* _Assignment_
The listing below is the input. Say how many of its lines contain "ОМСК", giving the number alone.

Start of Available data

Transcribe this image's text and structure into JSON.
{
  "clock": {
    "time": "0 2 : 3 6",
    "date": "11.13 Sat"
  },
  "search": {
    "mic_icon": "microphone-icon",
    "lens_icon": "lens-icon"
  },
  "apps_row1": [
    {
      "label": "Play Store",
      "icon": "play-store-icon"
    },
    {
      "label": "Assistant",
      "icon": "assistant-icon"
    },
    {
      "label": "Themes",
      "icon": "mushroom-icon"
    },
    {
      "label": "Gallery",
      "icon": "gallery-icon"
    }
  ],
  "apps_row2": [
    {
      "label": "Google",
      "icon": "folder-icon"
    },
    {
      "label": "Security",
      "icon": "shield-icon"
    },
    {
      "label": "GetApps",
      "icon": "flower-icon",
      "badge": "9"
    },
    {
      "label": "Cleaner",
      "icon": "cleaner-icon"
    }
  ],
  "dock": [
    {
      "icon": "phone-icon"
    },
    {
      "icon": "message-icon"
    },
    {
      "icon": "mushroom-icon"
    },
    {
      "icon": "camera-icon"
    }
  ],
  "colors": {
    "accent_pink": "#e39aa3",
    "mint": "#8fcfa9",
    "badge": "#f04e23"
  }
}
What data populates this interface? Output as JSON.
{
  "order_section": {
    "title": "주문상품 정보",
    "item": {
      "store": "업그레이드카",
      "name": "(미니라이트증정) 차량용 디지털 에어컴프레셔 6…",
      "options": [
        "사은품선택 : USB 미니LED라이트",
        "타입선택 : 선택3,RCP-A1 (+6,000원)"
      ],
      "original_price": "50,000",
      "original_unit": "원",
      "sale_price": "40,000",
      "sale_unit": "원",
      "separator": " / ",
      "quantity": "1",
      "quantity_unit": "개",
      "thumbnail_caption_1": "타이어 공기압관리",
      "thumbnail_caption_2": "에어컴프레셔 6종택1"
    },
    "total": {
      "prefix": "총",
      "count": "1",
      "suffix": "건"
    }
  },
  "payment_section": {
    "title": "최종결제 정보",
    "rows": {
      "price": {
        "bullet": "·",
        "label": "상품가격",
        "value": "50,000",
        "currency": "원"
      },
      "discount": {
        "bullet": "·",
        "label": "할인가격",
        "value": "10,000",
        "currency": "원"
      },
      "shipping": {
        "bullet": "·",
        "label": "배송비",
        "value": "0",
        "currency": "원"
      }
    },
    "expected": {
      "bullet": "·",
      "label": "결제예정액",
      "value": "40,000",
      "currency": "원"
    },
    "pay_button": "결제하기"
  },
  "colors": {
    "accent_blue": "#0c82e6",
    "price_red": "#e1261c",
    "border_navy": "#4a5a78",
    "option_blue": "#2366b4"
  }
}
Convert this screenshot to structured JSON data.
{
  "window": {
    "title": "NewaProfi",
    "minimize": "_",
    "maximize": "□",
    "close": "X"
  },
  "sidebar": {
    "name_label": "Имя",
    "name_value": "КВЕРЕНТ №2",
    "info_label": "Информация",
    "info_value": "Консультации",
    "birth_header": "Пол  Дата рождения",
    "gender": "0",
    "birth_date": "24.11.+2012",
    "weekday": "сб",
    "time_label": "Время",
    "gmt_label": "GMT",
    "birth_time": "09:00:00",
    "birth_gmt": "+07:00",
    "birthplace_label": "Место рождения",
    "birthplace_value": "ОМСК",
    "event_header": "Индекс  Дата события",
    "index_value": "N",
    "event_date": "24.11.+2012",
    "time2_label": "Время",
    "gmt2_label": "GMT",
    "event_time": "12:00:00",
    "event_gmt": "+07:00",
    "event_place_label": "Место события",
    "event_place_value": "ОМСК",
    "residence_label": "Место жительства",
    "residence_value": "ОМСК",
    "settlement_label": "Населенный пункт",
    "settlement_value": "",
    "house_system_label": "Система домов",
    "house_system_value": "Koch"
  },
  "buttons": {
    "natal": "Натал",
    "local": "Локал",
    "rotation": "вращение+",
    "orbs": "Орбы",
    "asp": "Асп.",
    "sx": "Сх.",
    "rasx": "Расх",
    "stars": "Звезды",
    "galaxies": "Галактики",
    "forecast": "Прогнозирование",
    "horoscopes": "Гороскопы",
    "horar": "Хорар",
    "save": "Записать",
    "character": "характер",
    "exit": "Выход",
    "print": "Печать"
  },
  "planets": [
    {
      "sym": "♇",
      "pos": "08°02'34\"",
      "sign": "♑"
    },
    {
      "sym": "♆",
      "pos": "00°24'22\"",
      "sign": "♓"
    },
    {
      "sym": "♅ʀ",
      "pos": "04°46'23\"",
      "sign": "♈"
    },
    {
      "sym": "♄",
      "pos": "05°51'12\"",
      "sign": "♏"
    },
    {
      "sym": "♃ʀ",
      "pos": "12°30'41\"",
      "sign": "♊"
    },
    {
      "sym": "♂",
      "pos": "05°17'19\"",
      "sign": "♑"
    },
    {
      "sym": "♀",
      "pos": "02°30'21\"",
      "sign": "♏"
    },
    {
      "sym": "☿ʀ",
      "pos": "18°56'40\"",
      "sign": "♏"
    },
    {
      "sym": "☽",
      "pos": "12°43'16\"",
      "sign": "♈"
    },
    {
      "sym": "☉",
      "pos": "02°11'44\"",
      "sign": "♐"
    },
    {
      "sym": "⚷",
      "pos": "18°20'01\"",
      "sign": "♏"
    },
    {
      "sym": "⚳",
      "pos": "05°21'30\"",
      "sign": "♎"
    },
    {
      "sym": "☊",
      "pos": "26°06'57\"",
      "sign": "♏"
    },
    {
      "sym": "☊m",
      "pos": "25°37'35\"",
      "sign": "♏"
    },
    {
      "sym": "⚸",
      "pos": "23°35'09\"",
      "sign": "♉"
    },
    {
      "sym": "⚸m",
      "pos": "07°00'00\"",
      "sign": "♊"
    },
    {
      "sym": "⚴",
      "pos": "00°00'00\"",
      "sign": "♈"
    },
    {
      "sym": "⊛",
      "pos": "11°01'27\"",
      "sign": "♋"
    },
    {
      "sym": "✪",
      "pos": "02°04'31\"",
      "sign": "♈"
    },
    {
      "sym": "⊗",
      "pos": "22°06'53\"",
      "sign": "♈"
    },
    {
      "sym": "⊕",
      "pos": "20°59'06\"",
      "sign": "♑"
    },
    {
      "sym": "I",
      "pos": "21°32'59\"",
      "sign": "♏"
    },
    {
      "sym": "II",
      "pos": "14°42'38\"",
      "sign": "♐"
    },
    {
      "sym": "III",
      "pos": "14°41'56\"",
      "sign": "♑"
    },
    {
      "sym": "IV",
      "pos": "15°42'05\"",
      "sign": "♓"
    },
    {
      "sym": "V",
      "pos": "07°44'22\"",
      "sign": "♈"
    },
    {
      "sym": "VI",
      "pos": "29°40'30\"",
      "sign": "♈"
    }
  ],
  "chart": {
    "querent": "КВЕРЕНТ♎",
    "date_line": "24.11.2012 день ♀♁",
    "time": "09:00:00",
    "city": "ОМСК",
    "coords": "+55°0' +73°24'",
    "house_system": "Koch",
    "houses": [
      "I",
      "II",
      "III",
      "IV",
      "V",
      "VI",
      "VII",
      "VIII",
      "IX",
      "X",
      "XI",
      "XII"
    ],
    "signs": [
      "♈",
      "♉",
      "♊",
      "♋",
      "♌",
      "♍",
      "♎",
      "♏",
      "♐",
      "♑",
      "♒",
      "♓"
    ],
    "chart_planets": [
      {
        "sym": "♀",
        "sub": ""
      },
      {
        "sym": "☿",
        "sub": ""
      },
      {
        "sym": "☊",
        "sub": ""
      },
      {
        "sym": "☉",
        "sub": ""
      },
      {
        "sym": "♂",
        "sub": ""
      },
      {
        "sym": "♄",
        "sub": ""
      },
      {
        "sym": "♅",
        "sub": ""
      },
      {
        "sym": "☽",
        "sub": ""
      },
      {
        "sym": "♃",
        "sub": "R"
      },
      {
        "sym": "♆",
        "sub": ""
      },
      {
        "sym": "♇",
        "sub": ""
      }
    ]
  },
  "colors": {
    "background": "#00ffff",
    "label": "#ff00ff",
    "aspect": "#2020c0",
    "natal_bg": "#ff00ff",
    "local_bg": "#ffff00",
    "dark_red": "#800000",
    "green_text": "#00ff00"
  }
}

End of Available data

* _Task answer_
4